- 5% Final Portfolio
*Equally valued. Critiques in progress are worth 50% of each exercise/project grade.
Work will be graded on the basis of fulfillment of course requirements combined with an assessment of effort, creativity, risk, participation, and individual growth. Exercises and projects are graded based on ambition, technical proficiency, and providing full deliverables according to guidelines. Grades will be assigned as follows:
- A 100-90 Exceptional: outstanding implementation & concept (usually top 10%)
- B 89-80 Above average: good concept & excellent execution or vice versa
- C 79-70 Average: assignment functional & complete, implementation / concept sufficient but not outstanding
- D 69-60 Below average: assignment has problems / incomplete
- F 59-50 Failing: failed to deliver assignment
Fulfilling the requirements of the course is considered average and will earn a "C." Every student starts the class with a "C" grade. It will be necessary to work outside of class to complete all projects and assignments. Additional effort will be necessary to earn higher grades.
Attendance: Two or more unexcused absences result in the drop of a letter grade. Being late three times counts as an unexcused absence.
Absence: Contact me ahead of time if you are going to be absent. I expect reasonable circumstances, not convenience. You're here to learn, right?
Illness: If you are sick, please avoid contact with others and refrain from coming to class. If you are too ill to return to class and miss more than three classes, this may be sufficient grounds to assign a grade of "I"/incomplete.
Participation: Students are expected to assume an active and engaged role in every aspect of class through verbal communication. Turn off all personal electronic devices before you arrive to class.
Quality of Work: All creative work under consideration for critique or discussion should be of a completed/finished quality that warrants the attention and respect of your cohorts. No excuses or explanations.
Assignments: Late assignments are only accepted with permissions of the instructor. You'll lose 10% per day late up to a max of 7 days late.
EDP Computer Lab Usage: In order to use the EDP Labs, students must follow all the computer lab policies. A PDF with the rules is available on the landing page of the EDP website.
Honor code: All work submitted in this course must be your own and produced exclusively for this course. The use of sources (ideas, quotations, paraphrases) must be properly acknowledged and documented. See the DU Honor Code for details.
Religious accommodations: DU students are granted excused absences from class if needed for observance of religious holy days but should contact instructors to make alternate arrangements during the first week of class.

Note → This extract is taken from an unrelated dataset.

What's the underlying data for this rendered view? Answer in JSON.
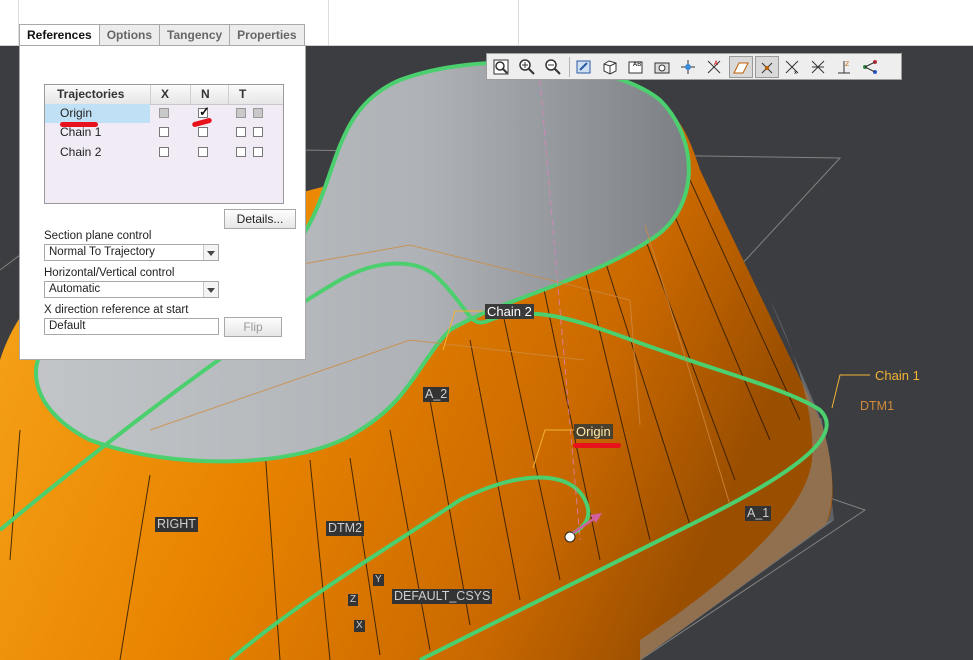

See DU's religious accommodations policy.
Disabilities: If you qualify for academic accommodations because of a disability or medical issue please submit a Faculty Letter from the Disability Services Program (DSP) by the end of the first week of class.
Students who have disabilities (i.e., physical, medical, mental, emotional and learning) and who want to request accommodations should contact the Disability Services Program (DSP); 303.871.2372;1999 E. Evans Ave.; 4th floor of Ruffatto Hall. Information is also available online at www.du.edu/dsp; see Handbook for Students with Disabilities.
Student Athletes: DU sponsors National Collegiate Athletic Association (NCAA) student-athletes at the undergraduate level in seventeen different sports. Student-Athlete Support Services are in place to assist these students in their academic work. According to their policies:
Student-athletes are responsible for informing their instructors of any class days to be missed due to DU sponsored varsity athletic events in which s/he are participating. Student-athletes are provided with a schedule of travel dates that coincide with class dates and an absence policy to present to instructors. This must be signed by the instructor and is the student-athletes responsibility to return the signed forms to an assigned athletics adviser. In the event that a team reaches post-season play (i.e. Conference or NCAA Tournament), letters will be sent to instructors informing them of additional missed class dates. It is the responsibility of the student-athlete to make arrangements with instructors regarding any missed lectures, assignments, and/or exams.